BRIEF ->
Please reproduce the data below exactly, from the first line to the last.

Entries from a dataset of interfaces
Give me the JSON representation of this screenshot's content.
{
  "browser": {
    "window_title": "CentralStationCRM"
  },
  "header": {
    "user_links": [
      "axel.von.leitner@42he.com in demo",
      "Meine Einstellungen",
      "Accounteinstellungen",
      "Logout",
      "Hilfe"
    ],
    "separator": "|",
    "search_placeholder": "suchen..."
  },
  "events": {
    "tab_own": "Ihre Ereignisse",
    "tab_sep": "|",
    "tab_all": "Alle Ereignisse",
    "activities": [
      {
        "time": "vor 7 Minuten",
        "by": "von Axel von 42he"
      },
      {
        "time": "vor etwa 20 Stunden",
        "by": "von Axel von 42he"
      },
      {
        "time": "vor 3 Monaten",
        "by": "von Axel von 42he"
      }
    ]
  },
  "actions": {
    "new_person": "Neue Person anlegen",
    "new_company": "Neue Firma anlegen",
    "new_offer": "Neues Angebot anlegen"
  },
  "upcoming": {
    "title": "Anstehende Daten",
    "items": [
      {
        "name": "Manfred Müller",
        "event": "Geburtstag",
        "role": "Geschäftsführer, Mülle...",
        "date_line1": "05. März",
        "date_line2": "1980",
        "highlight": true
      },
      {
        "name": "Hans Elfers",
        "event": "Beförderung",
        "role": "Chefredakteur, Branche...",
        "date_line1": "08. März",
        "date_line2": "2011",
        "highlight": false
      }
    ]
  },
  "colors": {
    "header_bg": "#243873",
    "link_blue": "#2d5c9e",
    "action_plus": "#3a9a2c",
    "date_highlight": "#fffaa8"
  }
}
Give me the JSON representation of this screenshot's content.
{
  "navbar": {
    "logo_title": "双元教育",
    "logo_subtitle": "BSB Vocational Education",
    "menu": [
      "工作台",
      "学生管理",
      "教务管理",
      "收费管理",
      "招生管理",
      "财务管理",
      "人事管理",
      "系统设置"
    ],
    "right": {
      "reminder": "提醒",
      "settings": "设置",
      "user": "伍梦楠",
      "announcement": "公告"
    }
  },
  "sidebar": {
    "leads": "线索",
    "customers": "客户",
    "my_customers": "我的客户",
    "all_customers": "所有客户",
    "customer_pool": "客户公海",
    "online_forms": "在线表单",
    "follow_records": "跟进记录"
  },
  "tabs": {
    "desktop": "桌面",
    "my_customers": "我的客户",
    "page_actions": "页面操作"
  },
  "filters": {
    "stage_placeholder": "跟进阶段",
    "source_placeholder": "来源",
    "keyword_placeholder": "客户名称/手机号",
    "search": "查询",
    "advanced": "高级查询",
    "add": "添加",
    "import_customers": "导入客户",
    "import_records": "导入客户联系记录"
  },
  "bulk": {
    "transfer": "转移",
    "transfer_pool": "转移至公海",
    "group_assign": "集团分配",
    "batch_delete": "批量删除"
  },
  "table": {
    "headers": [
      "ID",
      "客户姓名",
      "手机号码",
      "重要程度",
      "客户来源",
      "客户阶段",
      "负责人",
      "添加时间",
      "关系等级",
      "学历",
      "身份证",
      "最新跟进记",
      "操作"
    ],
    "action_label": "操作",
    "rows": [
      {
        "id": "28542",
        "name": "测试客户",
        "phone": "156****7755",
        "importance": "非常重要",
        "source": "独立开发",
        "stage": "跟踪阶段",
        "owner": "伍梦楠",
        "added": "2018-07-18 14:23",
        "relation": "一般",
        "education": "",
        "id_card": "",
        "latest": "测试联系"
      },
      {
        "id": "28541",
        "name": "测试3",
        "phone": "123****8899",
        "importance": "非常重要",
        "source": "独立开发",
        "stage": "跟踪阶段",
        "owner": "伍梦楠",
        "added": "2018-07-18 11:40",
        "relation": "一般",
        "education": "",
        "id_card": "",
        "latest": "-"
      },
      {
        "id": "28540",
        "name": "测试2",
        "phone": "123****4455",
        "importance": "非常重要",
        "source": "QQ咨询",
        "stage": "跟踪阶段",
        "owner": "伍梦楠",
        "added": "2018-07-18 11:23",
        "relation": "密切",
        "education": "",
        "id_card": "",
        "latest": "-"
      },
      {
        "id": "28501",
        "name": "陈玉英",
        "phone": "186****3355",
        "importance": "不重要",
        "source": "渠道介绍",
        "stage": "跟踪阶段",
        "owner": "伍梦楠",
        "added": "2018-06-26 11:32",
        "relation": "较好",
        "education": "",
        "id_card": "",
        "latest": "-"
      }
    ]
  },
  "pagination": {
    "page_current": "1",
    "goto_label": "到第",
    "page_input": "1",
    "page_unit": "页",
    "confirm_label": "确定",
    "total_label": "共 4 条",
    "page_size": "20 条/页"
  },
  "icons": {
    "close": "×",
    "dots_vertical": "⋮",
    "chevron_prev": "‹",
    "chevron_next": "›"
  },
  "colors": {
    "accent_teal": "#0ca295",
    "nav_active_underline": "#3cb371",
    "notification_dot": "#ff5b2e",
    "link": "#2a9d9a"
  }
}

ANSWER SPACE ->
Give me the JSON representation of this screenshot's content.
{
  "browser": {
    "window_title": "CentralStationCRM"
  },
  "header": {
    "user_links": [
      "axel.von.leitner@42he.com in demo",
      "Meine Einstellungen",
      "Accounteinstellungen",
      "Logout",
      "Hilfe"
    ],
    "separator": "|",
    "search_placeholder": "suchen..."
  },
  "events": {
    "tab_own": "Ihre Ereignisse",
    "tab_sep": "|",
    "tab_all": "Alle Ereignisse",
    "activities": [
      {
        "time": "vor 7 Minuten",
        "by": "von Axel von 42he"
      },
      {
        "time": "vor etwa 20 Stunden",
        "by": "von Axel von 42he"
      },
      {
        "time": "vor 3 Monaten",
        "by": "von Axel von 42he"
      }
    ]
  },
  "actions": {
    "new_person": "Neue Person anlegen",
    "new_company": "Neue Firma anlegen",
    "new_offer": "Neues Angebot anlegen"
  },
  "upcoming": {
    "title": "Anstehende Daten",
    "items": [
      {
        "name": "Manfred Müller",
        "event": "Geburtstag",
        "role": "Geschäftsführer, Mülle...",
        "date_line1": "05. März",
        "date_line2": "1980",
        "highlight": true
      },
      {
        "name": "Hans Elfers",
        "event": "Beförderung",
        "role": "Chefredakteur, Branche...",
        "date_line1": "08. März",
        "date_line2": "2011",
        "highlight": false
      }
    ]
  },
  "colors": {
    "header_bg": "#243873",
    "link_blue": "#2d5c9e",
    "action_plus": "#3a9a2c",
    "date_highlight": "#fffaa8"
  }
}
Give me the JSON representation of this screenshot's content.
{
  "navbar": {
    "logo_title": "双元教育",
    "logo_subtitle": "BSB Vocational Education",
    "menu": [
      "工作台",
      "学生管理",
      "教务管理",
      "收费管理",
      "招生管理",
      "财务管理",
      "人事管理",
      "系统设置"
    ],
    "right": {
      "reminder": "提醒",
      "settings": "设置",
      "user": "伍梦楠",
      "announcement": "公告"
    }
  },
  "sidebar": {
    "leads": "线索",
    "customers": "客户",
    "my_customers": "我的客户",
    "all_customers": "所有客户",
    "customer_pool": "客户公海",
    "online_forms": "在线表单",
    "follow_records": "跟进记录"
  },
  "tabs": {
    "desktop": "桌面",
    "my_customers": "我的客户",
    "page_actions": "页面操作"
  },
  "filters": {
    "stage_placeholder": "跟进阶段",
    "source_placeholder": "来源",
    "keyword_placeholder": "客户名称/手机号",
    "search": "查询",
    "advanced": "高级查询",
    "add": "添加",
    "import_customers": "导入客户",
    "import_records": "导入客户联系记录"
  },
  "bulk": {
    "transfer": "转移",
    "transfer_pool": "转移至公海",
    "group_assign": "集团分配",
    "batch_delete": "批量删除"
  },
  "table": {
    "headers": [
      "ID",
      "客户姓名",
      "手机号码",
      "重要程度",
      "客户来源",
      "客户阶段",
      "负责人",
      "添加时间",
      "关系等级",
      "学历",
      "身份证",
      "最新跟进记",
      "操作"
    ],
    "action_label": "操作",
    "rows": [
      {
        "id": "28542",
        "name": "测试客户",
        "phone": "156****7755",
        "importance": "非常重要",
        "source": "独立开发",
        "stage": "跟踪阶段",
        "owner": "伍梦楠",
        "added": "2018-07-18 14:23",
        "relation": "一般",
        "education": "",
        "id_card": "",
        "latest": "测试联系"
      },
      {
        "id": "28541",
        "name": "测试3",
        "phone": "123****8899",
        "importance": "非常重要",
        "source": "独立开发",
        "stage": "跟踪阶段",
        "owner": "伍梦楠",
        "added": "2018-07-18 11:40",
        "relation": "一般",
        "education": "",
        "id_card": "",
        "latest": "-"
      },
      {
        "id": "28540",
        "name": "测试2",
        "phone": "123****4455",
        "importance": "非常重要",
        "source": "QQ咨询",
        "stage": "跟踪阶段",
        "owner": "伍梦楠",
        "added": "2018-07-18 11:23",
        "relation": "密切",
        "education": "",
        "id_card": "",
        "latest": "-"
      },
      {
        "id": "28501",
        "name": "陈玉英",
        "phone": "186****3355",
        "importance": "不重要",
        "source": "渠道介绍",
        "stage": "跟踪阶段",
        "owner": "伍梦楠",
        "added": "2018-06-26 11:32",
        "relation": "较好",
        "education": "",
        "id_card": "",
        "latest": "-"
      }
    ]
  },
  "pagination": {
    "page_current": "1",
    "goto_label": "到第",
    "page_input": "1",
    "page_unit": "页",
    "confirm_label": "确定",
    "total_label": "共 4 条",
    "page_size": "20 条/页"
  },
  "icons": {
    "close": "×",
    "dots_vertical": "⋮",
    "chevron_prev": "‹",
    "chevron_next": "›"
  },
  "colors": {
    "accent_teal": "#0ca295",
    "nav_active_underline": "#3cb371",
    "notification_dot": "#ff5b2e",
    "link": "#2a9d9a"
  }
}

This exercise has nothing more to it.